- Assignment
Set down the records again, keeping each line exactly as it is.

### Extracted material

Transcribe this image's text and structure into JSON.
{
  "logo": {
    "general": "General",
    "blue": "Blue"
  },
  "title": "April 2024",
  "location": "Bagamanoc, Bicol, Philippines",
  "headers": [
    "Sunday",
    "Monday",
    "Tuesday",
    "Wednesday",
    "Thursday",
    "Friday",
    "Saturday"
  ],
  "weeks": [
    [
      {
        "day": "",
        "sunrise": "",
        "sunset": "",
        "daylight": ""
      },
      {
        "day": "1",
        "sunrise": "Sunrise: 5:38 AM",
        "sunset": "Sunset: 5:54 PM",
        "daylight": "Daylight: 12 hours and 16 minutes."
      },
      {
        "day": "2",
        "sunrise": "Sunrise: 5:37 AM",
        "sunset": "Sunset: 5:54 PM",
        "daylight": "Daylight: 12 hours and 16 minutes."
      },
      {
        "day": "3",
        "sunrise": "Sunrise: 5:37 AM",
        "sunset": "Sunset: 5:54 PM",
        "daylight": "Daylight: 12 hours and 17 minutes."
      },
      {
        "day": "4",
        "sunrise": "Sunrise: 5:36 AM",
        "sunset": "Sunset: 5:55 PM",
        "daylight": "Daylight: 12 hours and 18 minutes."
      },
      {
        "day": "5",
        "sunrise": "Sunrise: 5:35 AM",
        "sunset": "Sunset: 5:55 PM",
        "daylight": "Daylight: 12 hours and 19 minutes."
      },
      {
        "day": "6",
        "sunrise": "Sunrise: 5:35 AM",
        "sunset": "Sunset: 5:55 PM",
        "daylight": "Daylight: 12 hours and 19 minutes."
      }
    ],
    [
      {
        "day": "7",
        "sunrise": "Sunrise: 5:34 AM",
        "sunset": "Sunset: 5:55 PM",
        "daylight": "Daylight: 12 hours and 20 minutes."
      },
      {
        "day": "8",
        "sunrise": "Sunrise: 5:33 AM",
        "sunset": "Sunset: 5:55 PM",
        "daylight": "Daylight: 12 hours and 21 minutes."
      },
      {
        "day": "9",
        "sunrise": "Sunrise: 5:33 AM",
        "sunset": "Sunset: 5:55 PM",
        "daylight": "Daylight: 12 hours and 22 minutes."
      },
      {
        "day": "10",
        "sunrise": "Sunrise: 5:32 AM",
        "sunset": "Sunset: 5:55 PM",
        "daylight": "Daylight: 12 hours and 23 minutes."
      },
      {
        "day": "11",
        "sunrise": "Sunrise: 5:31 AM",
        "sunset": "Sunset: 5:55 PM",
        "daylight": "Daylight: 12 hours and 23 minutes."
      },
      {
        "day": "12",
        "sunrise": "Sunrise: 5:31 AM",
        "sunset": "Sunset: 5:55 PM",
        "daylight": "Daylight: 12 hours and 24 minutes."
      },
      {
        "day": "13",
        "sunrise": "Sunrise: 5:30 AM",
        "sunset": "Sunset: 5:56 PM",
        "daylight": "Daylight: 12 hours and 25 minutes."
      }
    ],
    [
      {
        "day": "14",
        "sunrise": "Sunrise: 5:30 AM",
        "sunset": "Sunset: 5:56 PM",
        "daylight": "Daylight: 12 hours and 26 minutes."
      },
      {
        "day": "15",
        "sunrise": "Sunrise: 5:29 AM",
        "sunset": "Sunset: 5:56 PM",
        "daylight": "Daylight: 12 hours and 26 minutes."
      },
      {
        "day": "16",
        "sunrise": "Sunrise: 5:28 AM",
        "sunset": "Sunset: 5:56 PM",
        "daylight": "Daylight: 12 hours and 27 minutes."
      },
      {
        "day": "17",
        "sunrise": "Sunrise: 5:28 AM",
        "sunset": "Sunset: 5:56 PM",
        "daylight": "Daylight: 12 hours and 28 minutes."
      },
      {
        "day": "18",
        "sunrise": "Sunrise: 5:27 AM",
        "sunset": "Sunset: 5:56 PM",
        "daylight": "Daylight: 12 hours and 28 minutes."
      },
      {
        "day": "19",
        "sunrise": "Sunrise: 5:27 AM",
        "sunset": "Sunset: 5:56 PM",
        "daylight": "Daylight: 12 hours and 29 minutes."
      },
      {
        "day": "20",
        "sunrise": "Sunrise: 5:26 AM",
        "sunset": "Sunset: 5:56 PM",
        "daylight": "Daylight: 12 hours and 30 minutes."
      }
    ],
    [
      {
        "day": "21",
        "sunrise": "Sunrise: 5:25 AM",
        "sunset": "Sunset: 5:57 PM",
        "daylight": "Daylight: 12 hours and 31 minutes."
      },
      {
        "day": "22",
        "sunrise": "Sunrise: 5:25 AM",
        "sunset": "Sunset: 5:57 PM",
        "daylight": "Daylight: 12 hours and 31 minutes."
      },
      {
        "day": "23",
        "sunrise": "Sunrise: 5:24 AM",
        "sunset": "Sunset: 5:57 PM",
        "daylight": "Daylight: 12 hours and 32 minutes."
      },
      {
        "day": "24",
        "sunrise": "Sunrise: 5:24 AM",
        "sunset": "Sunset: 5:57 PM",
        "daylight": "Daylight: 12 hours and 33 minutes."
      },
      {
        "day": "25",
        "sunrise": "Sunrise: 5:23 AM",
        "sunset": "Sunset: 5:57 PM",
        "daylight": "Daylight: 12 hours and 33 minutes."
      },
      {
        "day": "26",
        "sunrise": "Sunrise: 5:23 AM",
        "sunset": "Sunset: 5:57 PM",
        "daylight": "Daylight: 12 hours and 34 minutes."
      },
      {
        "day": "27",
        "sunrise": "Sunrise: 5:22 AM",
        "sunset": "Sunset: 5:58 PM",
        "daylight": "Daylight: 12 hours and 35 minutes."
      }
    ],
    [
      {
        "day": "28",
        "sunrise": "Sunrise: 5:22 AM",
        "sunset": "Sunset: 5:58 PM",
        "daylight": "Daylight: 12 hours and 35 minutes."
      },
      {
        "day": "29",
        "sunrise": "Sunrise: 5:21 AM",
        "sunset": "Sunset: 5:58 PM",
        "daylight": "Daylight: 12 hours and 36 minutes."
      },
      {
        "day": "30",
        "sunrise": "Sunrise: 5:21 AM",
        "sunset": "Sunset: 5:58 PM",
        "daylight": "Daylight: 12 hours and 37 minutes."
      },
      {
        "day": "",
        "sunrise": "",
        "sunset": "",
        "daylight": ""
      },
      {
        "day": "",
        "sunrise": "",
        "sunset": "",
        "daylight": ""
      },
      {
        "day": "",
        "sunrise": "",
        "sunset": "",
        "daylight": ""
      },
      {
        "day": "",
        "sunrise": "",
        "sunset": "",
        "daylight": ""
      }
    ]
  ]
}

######

- Response area
Transcribe this image's text and structure into JSON.
{
  "logo": {
    "general": "General",
    "blue": "Blue"
  },
  "title": "April 2024",
  "location": "Bagamanoc, Bicol, Philippines",
  "headers": [
    "Sunday",
    "Monday",
    "Tuesday",
    "Wednesday",
    "Thursday",
    "Friday",
    "Saturday"
  ],
  "weeks": [
    [
      {
        "day": "",
        "sunrise": "",
        "sunset": "",
        "daylight": ""
      },
      {
        "day": "1",
        "sunrise": "Sunrise: 5:38 AM",
        "sunset": "Sunset: 5:54 PM",
        "daylight": "Daylight: 12 hours and 16 minutes."
      },
      {
        "day": "2",
        "sunrise": "Sunrise: 5:37 AM",
        "sunset": "Sunset: 5:54 PM",
        "daylight": "Daylight: 12 hours and 16 minutes."
      },
      {
        "day": "3",
        "sunrise": "Sunrise: 5:37 AM",
        "sunset": "Sunset: 5:54 PM",
        "daylight": "Daylight: 12 hours and 17 minutes."
      },
      {
        "day": "4",
        "sunrise": "Sunrise: 5:36 AM",
        "sunset": "Sunset: 5:55 PM",
        "daylight": "Daylight: 12 hours and 18 minutes."
      },
      {
        "day": "5",
        "sunrise": "Sunrise: 5:35 AM",
        "sunset": "Sunset: 5:55 PM",
        "daylight": "Daylight: 12 hours and 19 minutes."
      },
      {
        "day": "6",
        "sunrise": "Sunrise: 5:35 AM",
        "sunset": "Sunset: 5:55 PM",
        "daylight": "Daylight: 12 hours and 19 minutes."
      }
    ],
    [
      {
        "day": "7",
        "sunrise": "Sunrise: 5:34 AM",
        "sunset": "Sunset: 5:55 PM",
        "daylight": "Daylight: 12 hours and 20 minutes."
      },
      {
        "day": "8",
        "sunrise": "Sunrise: 5:33 AM",
        "sunset": "Sunset: 5:55 PM",
        "daylight": "Daylight: 12 hours and 21 minutes."
      },
      {
        "day": "9",
        "sunrise": "Sunrise: 5:33 AM",
        "sunset": "Sunset: 5:55 PM",
        "daylight": "Daylight: 12 hours and 22 minutes."
      },
      {
        "day": "10",
        "sunrise": "Sunrise: 5:32 AM",
        "sunset": "Sunset: 5:55 PM",
        "daylight": "Daylight: 12 hours and 23 minutes."
      },
      {
        "day": "11",
        "sunrise": "Sunrise: 5:31 AM",
        "sunset": "Sunset: 5:55 PM",
        "daylight": "Daylight: 12 hours and 23 minutes."
      },
      {
        "day": "12",
        "sunrise": "Sunrise: 5:31 AM",
        "sunset": "Sunset: 5:55 PM",
        "daylight": "Daylight: 12 hours and 24 minutes."
      },
      {
        "day": "13",
        "sunrise": "Sunrise: 5:30 AM",
        "sunset": "Sunset: 5:56 PM",
        "daylight": "Daylight: 12 hours and 25 minutes."
      }
    ],
    [
      {
        "day": "14",
        "sunrise": "Sunrise: 5:30 AM",
        "sunset": "Sunset: 5:56 PM",
        "daylight": "Daylight: 12 hours and 26 minutes."
      },
      {
        "day": "15",
        "sunrise": "Sunrise: 5:29 AM",
        "sunset": "Sunset: 5:56 PM",
        "daylight": "Daylight: 12 hours and 26 minutes."
      },
      {
        "day": "16",
        "sunrise": "Sunrise: 5:28 AM",
        "sunset": "Sunset: 5:56 PM",
        "daylight": "Daylight: 12 hours and 27 minutes."
      },
      {
        "day": "17",
        "sunrise": "Sunrise: 5:28 AM",
        "sunset": "Sunset: 5:56 PM",
        "daylight": "Daylight: 12 hours and 28 minutes."
      },
      {
        "day": "18",
        "sunrise": "Sunrise: 5:27 AM",
        "sunset": "Sunset: 5:56 PM",
        "daylight": "Daylight: 12 hours and 28 minutes."
      },
      {
        "day": "19",
        "sunrise": "Sunrise: 5:27 AM",
        "sunset": "Sunset: 5:56 PM",
        "daylight": "Daylight: 12 hours and 29 minutes."
      },
      {
        "day": "20",
        "sunrise": "Sunrise: 5:26 AM",
        "sunset": "Sunset: 5:56 PM",
        "daylight": "Daylight: 12 hours and 30 minutes."
      }
    ],
    [
      {
        "day": "21",
        "sunrise": "Sunrise: 5:25 AM",
        "sunset": "Sunset: 5:57 PM",
        "daylight": "Daylight: 12 hours and 31 minutes."
      },
      {
        "day": "22",
        "sunrise": "Sunrise: 5:25 AM",
        "sunset": "Sunset: 5:57 PM",
        "daylight": "Daylight: 12 hours and 31 minutes."
      },
      {
        "day": "23",
        "sunrise": "Sunrise: 5:24 AM",
        "sunset": "Sunset: 5:57 PM",
        "daylight": "Daylight: 12 hours and 32 minutes."
      },
      {
        "day": "24",
        "sunrise": "Sunrise: 5:24 AM",
        "sunset": "Sunset: 5:57 PM",
        "daylight": "Daylight: 12 hours and 33 minutes."
      },
      {
        "day": "25",
        "sunrise": "Sunrise: 5:23 AM",
        "sunset": "Sunset: 5:57 PM",
        "daylight": "Daylight: 12 hours and 33 minutes."
      },
      {
        "day": "26",
        "sunrise": "Sunrise: 5:23 AM",
        "sunset": "Sunset: 5:57 PM",
        "daylight": "Daylight: 12 hours and 34 minutes."
      },
      {
        "day": "27",
        "sunrise": "Sunrise: 5:22 AM",
        "sunset": "Sunset: 5:58 PM",
        "daylight": "Daylight: 12 hours and 35 minutes."
      }
    ],
    [
      {
        "day": "28",
        "sunrise": "Sunrise: 5:22 AM",
        "sunset": "Sunset: 5:58 PM",
        "daylight": "Daylight: 12 hours and 35 minutes."
      },
      {
        "day": "29",
        "sunrise": "Sunrise: 5:21 AM",
        "sunset": "Sunset: 5:58 PM",
        "daylight": "Daylight: 12 hours and 36 minutes."
      },
      {
        "day": "30",
        "sunrise": "Sunrise: 5:21 AM",
        "sunset": "Sunset: 5:58 PM",
        "daylight": "Daylight: 12 hours and 37 minutes."
      },
      {
        "day": "",
        "sunrise": "",
        "sunset": "",
        "daylight": ""
      },
      {
        "day": "",
        "sunrise": "",
        "sunset": "",
        "daylight": ""
      },
      {
        "day": "",
        "sunrise": "",
        "sunset": "",
        "daylight": ""
      },
      {
        "day": "",
        "sunrise": "",
        "sunset": "",
        "daylight": ""
      }
    ]
  ]
}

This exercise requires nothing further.